The Alvis are from Bulandshahr district in Uttar Pradesh. Their father died some years earlier, and their mother lives in Dibai village. Shahid got married two months ago to 20-year-old Saziya, who was sitting outside the home with the group of women, in purdah. He earned about between nine and ten thousand rupees per month. “He was not involved with the protestors or the crowd in any way,” Sitara told me.

Irfan said that the family reached the GTB Hospital around 7.30 pm. At the hospital, “they said they will do the post mortem and hand over the dead body to us by 10 or 11 am today. In the morning they said the PM would be done by 2 or 3 pm today. Now they are saying it will happen tomorrow. This was told to me by a sub inspector and a doctor,” Irfan told me. “The reason they are giving is that a team of five doctors will do the PM, and that they are not ready yet. I don’t know why they need five doctors.”

“We have a problem now. All our relatives have reached and we have to take the body home for the final rites,” Irfan continued. “His wife is also in a bad state and she is pregnant. Yahan koi sunwai nahi hai”—no one listens to us here. “I also called 100”—the number for the police—“there was no response. The police chased us away last night, we were wandering the streets outside GTB. We will have to stay here another night tonight.”

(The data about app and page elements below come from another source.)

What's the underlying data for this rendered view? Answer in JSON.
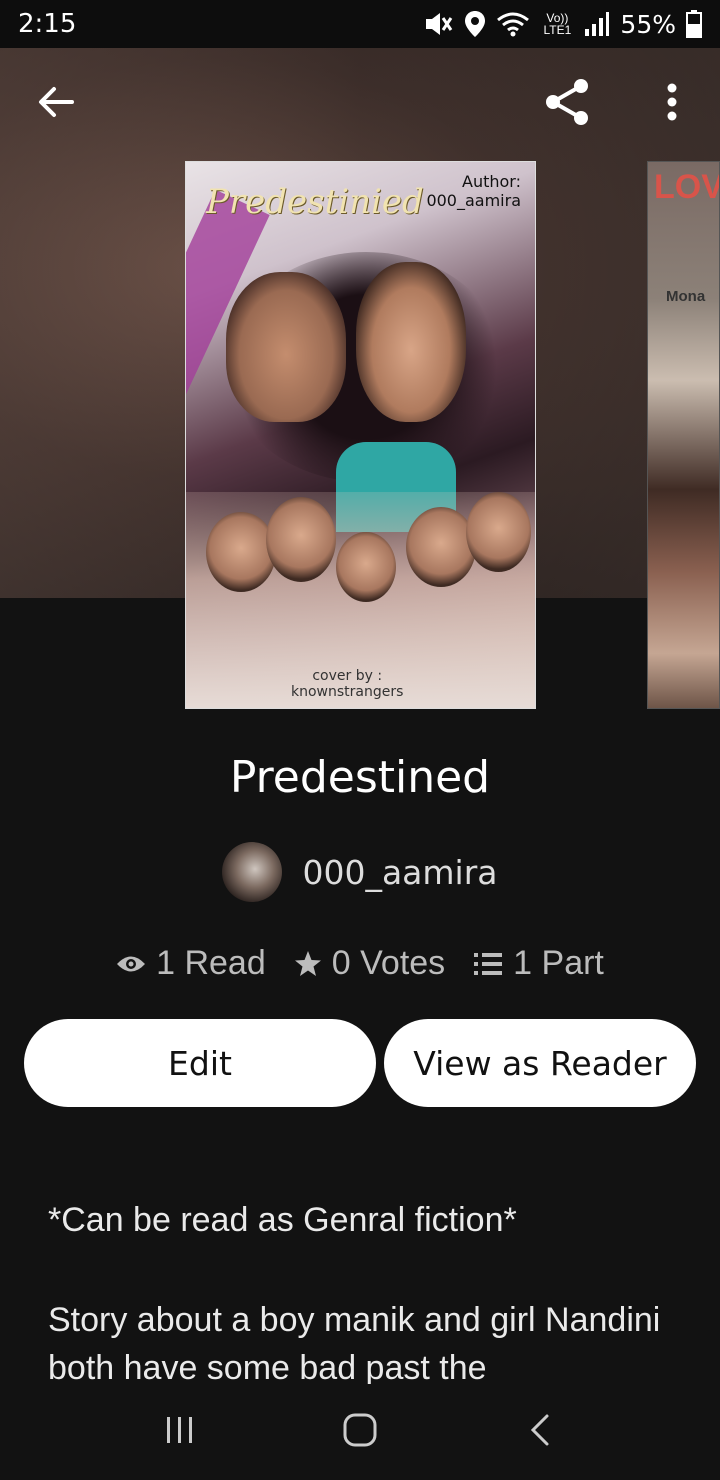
{
  "status_bar": {
    "time": "2:15",
    "network": "Vo)) LTE1",
    "battery": "55%"
  },
  "toolbar": {
    "back_icon": "arrow-left-icon",
    "share_icon": "share-icon",
    "more_icon": "more-vertical-icon"
  },
  "cover": {
    "title_art": "Predestinied",
    "author_label": "Author:",
    "author_handle": "000_aamira",
    "credit_line1": "cover by :",
    "credit_line2": "knownstrangers"
  },
  "next_cover": {
    "title_fragment": "LOV",
    "author_fragment": "Mona"
  },
  "story": {
    "title": "Predestined",
    "author": "000_aamira",
    "stats": {
      "reads": "1 Read",
      "votes": "0 Votes",
      "parts": "1 Part"
    }
  },
  "actions": {
    "edit_label": "Edit",
    "view_as_reader_label": "View as Reader"
  },
  "description": {
    "line1": "*Can be read as Genral fiction*",
    "line2": "Story about a boy manik and girl Nandini both have some bad past the"
  },
  "nav": {
    "recent_icon": "recent-apps-icon",
    "home_icon": "home-icon",
    "back_icon": "back-chevron-icon"
  }
}
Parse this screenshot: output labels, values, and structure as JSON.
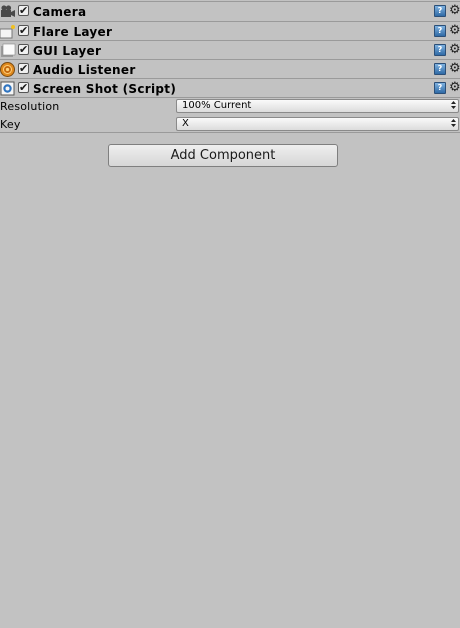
{
  "components": [
    {
      "name": "Camera",
      "icon": "camera-icon",
      "enabled": true
    },
    {
      "name": "Flare Layer",
      "icon": "flare-layer-icon",
      "enabled": true
    },
    {
      "name": "GUI Layer",
      "icon": "gui-layer-icon",
      "enabled": true
    },
    {
      "name": "Audio Listener",
      "icon": "audio-listener-icon",
      "enabled": true
    },
    {
      "name": "Screen Shot (Script)",
      "icon": "script-icon",
      "enabled": true
    }
  ],
  "check_glyph": "✔",
  "help_glyph": "?",
  "gear_glyph": "⚙",
  "arrow_glyph": "▲▼",
  "properties": {
    "resolution": {
      "label": "Resolution",
      "value": "100% Current"
    },
    "key": {
      "label": "Key",
      "value": "X"
    }
  },
  "add_component_label": "Add Component",
  "colors": {
    "background": "#c2c2c2",
    "help_blue": "#2f6aa6",
    "audio_orange": "#e08a1e"
  }
}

I asked Sunil Kumar, the director of the surgery department at the GTB, about the delay. “We have done a couple of post mortems, but our first priority is to minister to the people who are injured and are being brought here,” Kumar said. “There are more than one hundred and fifty such cases of injured people who need medical attention.” When I asked about the status of Shahid’s post-mortem, he said he was not at liberty to discuss individual cases.

Mohammad Iqrar, who lives next door to the Alvis, said that the entire neighbourhood was awash with shock and grief. “Since yesterday, the whole area has been tense because of the riots. But we never imagined that Shahid would be shot dead,” Iqrar said. “We didn’t even have time to commiserate because everyone was holed up inside their homes throughout the night.” Anis Ahmad, Shahid’s cousin, said that the family had no idea who fired the shots that killed Shahid.

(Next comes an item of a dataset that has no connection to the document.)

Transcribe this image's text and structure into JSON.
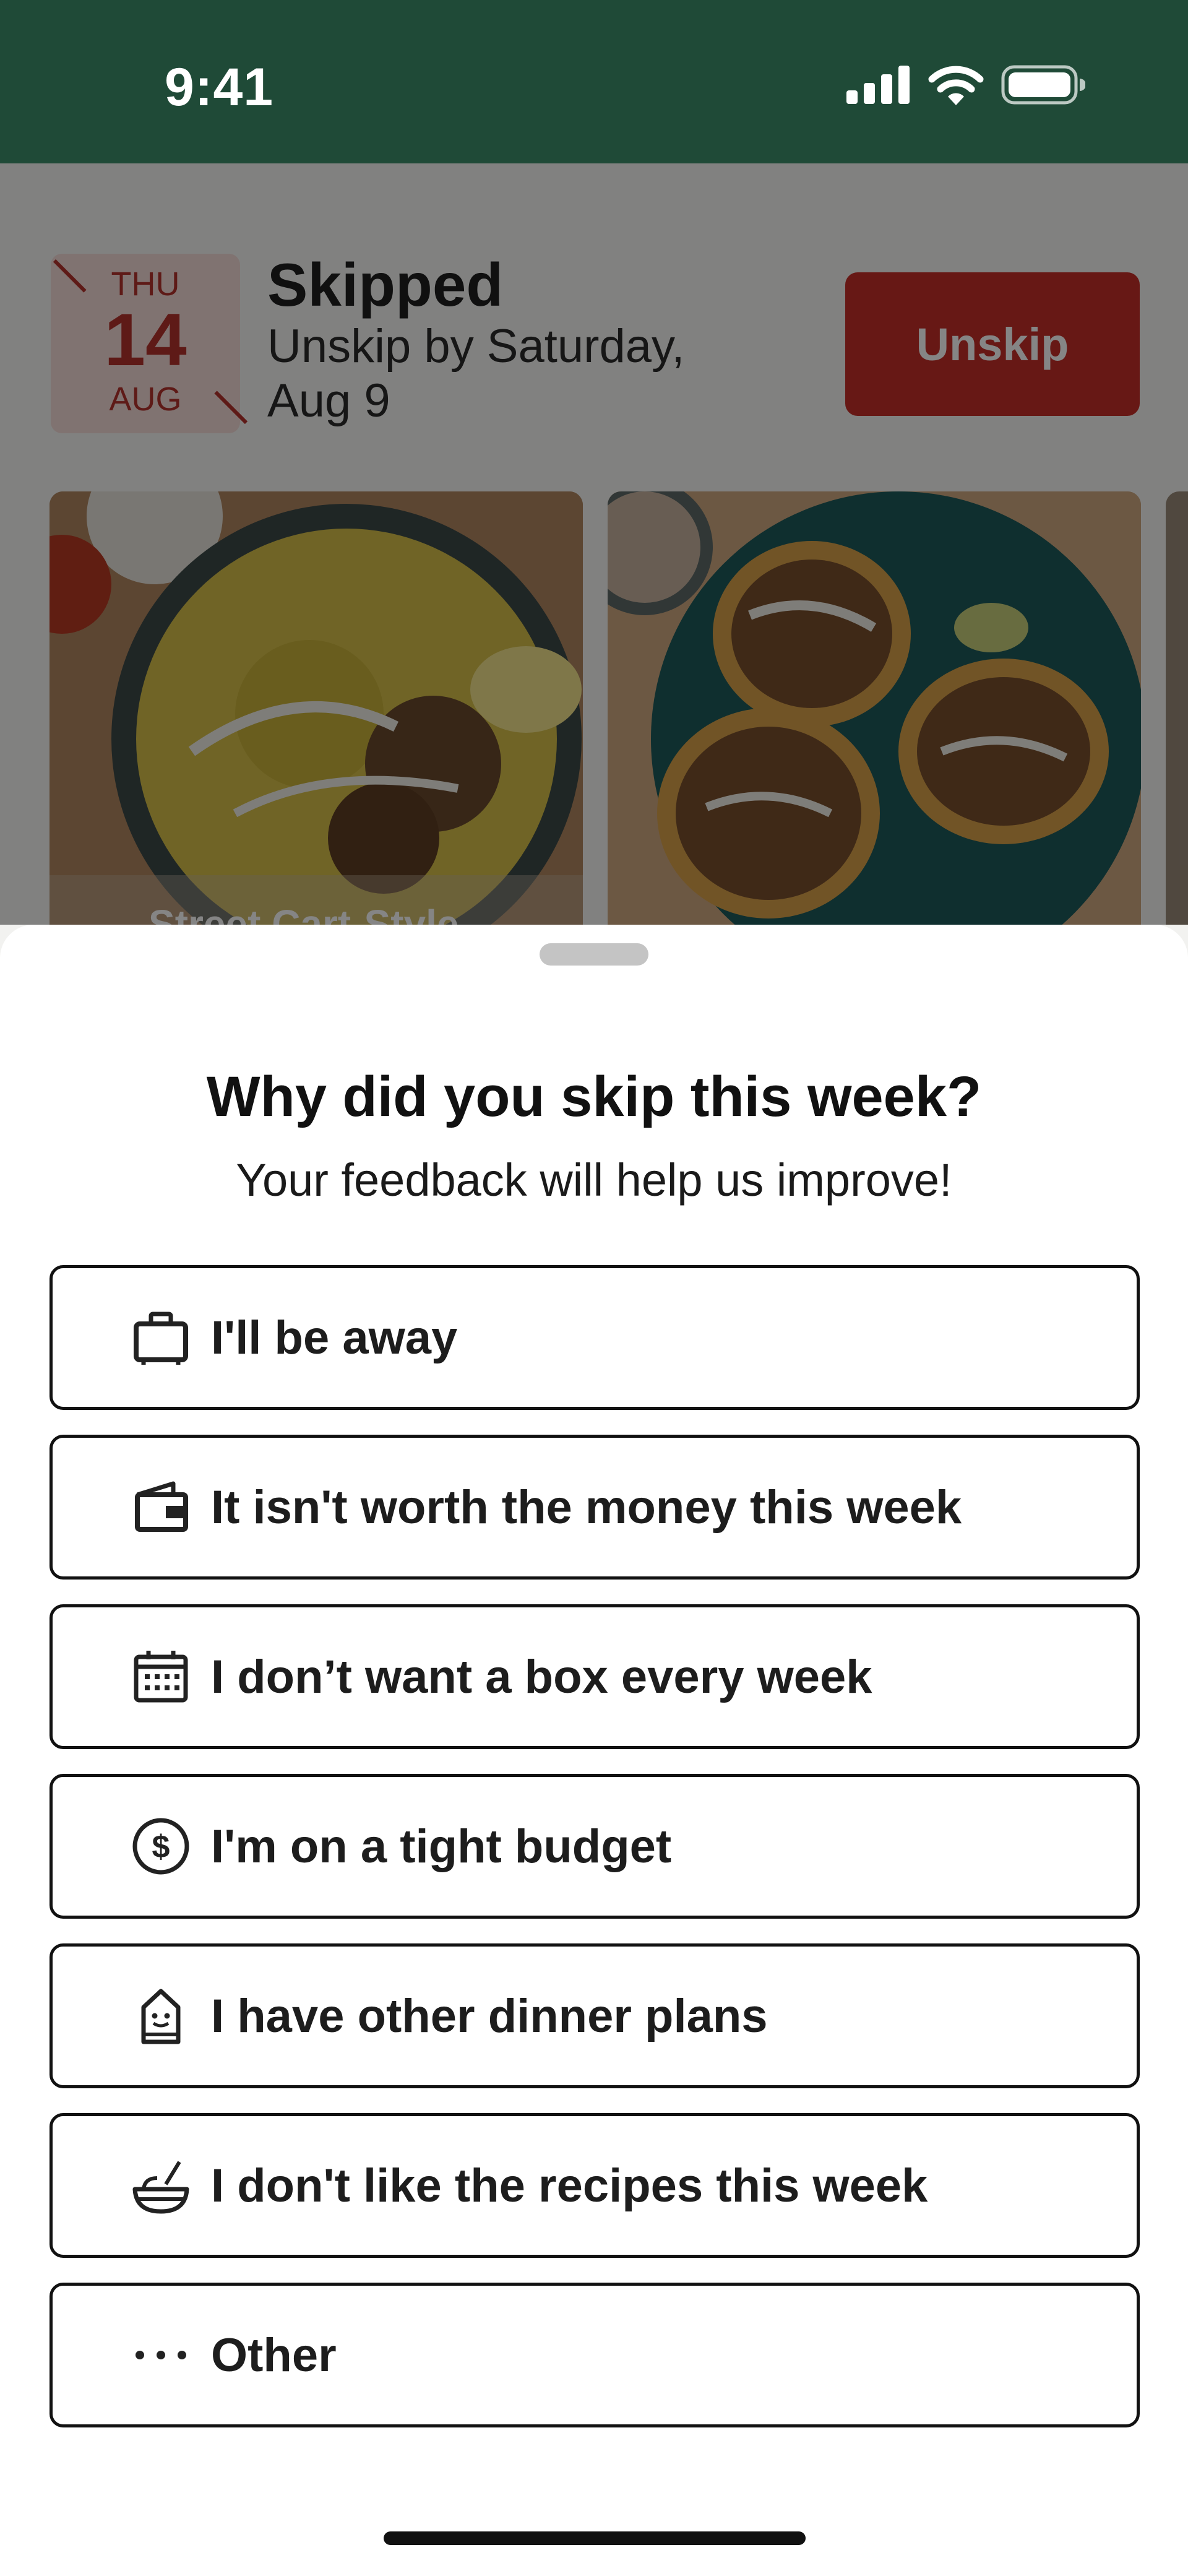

The women sitting under the tent with the family, expressing their condolences and mourning, told me that they were part of a protest against the CAA the previous day. They blamed the police and the mob of unidentified Hindu men for the violence that erupted the area. One of them described these men as “Kapil Mishra’s men”—on 23 February, Mishra, a leader of the ruling Bharatiya Janata Party had issued a call for those in support of the CAA to reach Jaffarabad, where a sit-in against the act was ongoing. Mishra issued an ultimatum to the police to stop the protest.

“I was sitting in the anti-CAA protest yesterday when we were attacked by the police at 9 am,” Samina, an elderly woman who was among the women mourners, told me, referring to 24 February. “Is this any way of treating people, especially women? We are fighting for our rights, we are fighting for the nation.” She added, “The police lathi charged the men, injuring a lot of them. There are many men with head injuries.”

Gulshan, a resident of Mustafabad who also sat in mourning, said that the women of their area and Chand Bagh had been protesting against the CAA for the past two months. “This is Kapil Mishra’s doing … he and his men attacked us from behind. If he has guts, he should come and talk to us face to face,” Gulshan said. 

Both Mustafabad and Chand Bagh were ostensibly tense. People had been holed up in their homes all night and had stepped out in the morning to stock up on essentials, fearing that they may not be able to leave again. As I walked through both localities, I could see people rushing to buy essentials—milk, vegetables, fruits, rice and the like.

I visited the protest site, located on Wazirabad main road. It had been burnt. Nearby, I saw at least three burnt vehicles and a gutted car dealership. I had asked the mourning women if they would continue their sit-in against the CAA. “We will die protesting,” Afsa, another woman among those grieving with the family, had replied.